### Exercise
The required output is every entry below, copied exactly.

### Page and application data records
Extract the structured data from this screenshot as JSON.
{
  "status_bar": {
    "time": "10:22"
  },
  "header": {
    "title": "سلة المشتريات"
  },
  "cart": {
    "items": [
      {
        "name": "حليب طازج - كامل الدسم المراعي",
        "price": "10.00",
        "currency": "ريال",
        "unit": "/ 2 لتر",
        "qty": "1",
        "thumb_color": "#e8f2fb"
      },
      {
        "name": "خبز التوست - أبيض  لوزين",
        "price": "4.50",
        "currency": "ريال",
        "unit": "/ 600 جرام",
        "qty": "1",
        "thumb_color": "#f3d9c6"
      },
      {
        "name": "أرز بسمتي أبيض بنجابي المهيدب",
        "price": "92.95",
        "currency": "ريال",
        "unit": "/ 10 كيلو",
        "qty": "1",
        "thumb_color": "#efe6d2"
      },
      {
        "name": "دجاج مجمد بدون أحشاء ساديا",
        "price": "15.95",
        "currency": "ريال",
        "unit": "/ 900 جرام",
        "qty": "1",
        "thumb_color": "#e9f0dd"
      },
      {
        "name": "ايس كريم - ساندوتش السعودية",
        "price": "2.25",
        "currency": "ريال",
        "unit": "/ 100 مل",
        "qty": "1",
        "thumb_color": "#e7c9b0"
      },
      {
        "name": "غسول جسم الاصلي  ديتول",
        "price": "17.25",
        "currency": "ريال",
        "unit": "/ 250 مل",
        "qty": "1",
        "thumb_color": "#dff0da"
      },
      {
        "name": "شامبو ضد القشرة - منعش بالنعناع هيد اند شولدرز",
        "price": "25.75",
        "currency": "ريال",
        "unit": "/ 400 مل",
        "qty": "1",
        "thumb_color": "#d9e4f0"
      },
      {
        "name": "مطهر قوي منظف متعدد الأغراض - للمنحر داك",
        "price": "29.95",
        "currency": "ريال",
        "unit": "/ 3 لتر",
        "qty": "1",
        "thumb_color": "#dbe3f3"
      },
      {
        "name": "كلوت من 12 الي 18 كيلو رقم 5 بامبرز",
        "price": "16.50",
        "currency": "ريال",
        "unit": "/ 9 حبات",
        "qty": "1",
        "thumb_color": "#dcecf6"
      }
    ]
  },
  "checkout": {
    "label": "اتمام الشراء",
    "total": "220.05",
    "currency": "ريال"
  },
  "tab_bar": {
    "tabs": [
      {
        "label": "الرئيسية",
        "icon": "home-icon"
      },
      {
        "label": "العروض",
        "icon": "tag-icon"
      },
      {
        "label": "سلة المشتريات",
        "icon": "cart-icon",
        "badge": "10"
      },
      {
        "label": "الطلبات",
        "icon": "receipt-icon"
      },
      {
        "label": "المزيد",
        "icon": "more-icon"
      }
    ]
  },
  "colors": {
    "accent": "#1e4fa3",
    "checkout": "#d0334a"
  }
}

### Solution to the exercise
Extract the structured data from this screenshot as JSON.
{
  "status_bar": {
    "time": "10:22"
  },
  "header": {
    "title": "سلة المشتريات"
  },
  "cart": {
    "items": [
      {
        "name": "حليب طازج - كامل الدسم المراعي",
        "price": "10.00",
        "currency": "ريال",
        "unit": "/ 2 لتر",
        "qty": "1",
        "thumb_color": "#e8f2fb"
      },
      {
        "name": "خبز التوست - أبيض  لوزين",
        "price": "4.50",
        "currency": "ريال",
        "unit": "/ 600 جرام",
        "qty": "1",
        "thumb_color": "#f3d9c6"
      },
      {
        "name": "أرز بسمتي أبيض بنجابي المهيدب",
        "price": "92.95",
        "currency": "ريال",
        "unit": "/ 10 كيلو",
        "qty": "1",
        "thumb_color": "#efe6d2"
      },
      {
        "name": "دجاج مجمد بدون أحشاء ساديا",
        "price": "15.95",
        "currency": "ريال",
        "unit": "/ 900 جرام",
        "qty": "1",
        "thumb_color": "#e9f0dd"
      },
      {
        "name": "ايس كريم - ساندوتش السعودية",
        "price": "2.25",
        "currency": "ريال",
        "unit": "/ 100 مل",
        "qty": "1",
        "thumb_color": "#e7c9b0"
      },
      {
        "name": "غسول جسم الاصلي  ديتول",
        "price": "17.25",
        "currency": "ريال",
        "unit": "/ 250 مل",
        "qty": "1",
        "thumb_color": "#dff0da"
      },
      {
        "name": "شامبو ضد القشرة - منعش بالنعناع هيد اند شولدرز",
        "price": "25.75",
        "currency": "ريال",
        "unit": "/ 400 مل",
        "qty": "1",
        "thumb_color": "#d9e4f0"
      },
      {
        "name": "مطهر قوي منظف متعدد الأغراض - للمنحر داك",
        "price": "29.95",
        "currency": "ريال",
        "unit": "/ 3 لتر",
        "qty": "1",
        "thumb_color": "#dbe3f3"
      },
      {
        "name": "كلوت من 12 الي 18 كيلو رقم 5 بامبرز",
        "price": "16.50",
        "currency": "ريال",
        "unit": "/ 9 حبات",
        "qty": "1",
        "thumb_color": "#dcecf6"
      }
    ]
  },
  "checkout": {
    "label": "اتمام الشراء",
    "total": "220.05",
    "currency": "ريال"
  },
  "tab_bar": {
    "tabs": [
      {
        "label": "الرئيسية",
        "icon": "home-icon"
      },
      {
        "label": "العروض",
        "icon": "tag-icon"
      },
      {
        "label": "سلة المشتريات",
        "icon": "cart-icon",
        "badge": "10"
      },
      {
        "label": "الطلبات",
        "icon": "receipt-icon"
      },
      {
        "label": "المزيد",
        "icon": "more-icon"
      }
    ]
  },
  "colors": {
    "accent": "#1e4fa3",
    "checkout": "#d0334a"
  }
}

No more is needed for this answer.